Weak data from the US may be due to hurricane Sandy, but who knows to what extent. Nevertheless, such weakness, at the present, should be considered a shock to the economy and may have further consequence. Unemployment claims have moved up significantly and today’s income and expenditure figures were weak.
According to recent data from the US BEA, real personal disposable income fell 0.1% on October and real personal consumption expenditures fell 0.3%. In fact, real per capita personal disposable income is below the level it stood in October 2006, some 6 years ago: distribution of income has also become more skewed to the very wealthy since the crisis unfolded and this further impacts the ability of the average consumer to drive economic growth.
The Chicago PMI showed a mild improvement into positive territory for the first time in two month, but new orders fell to their lowest level since June 2009.
Weak data also continues to stream out of Europe: today we have seen reported significant declines in German retail sales, moderate declines in French retail sales, and a further rise in European unemployment, while yesterday we saw yet another recessionary retail PMI and on Wednesday further weakness in credit growth.

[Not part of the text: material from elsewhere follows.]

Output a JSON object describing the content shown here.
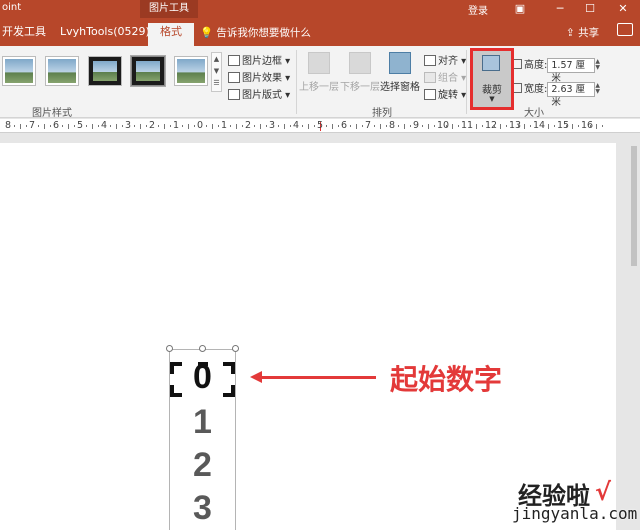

Yesterday we saw weakness in the Japanese PMI, household spending and an uptick in industrial production that failed to match the prior month’s decline. Additionally recent data From South Korea, also suggests continuing weakness.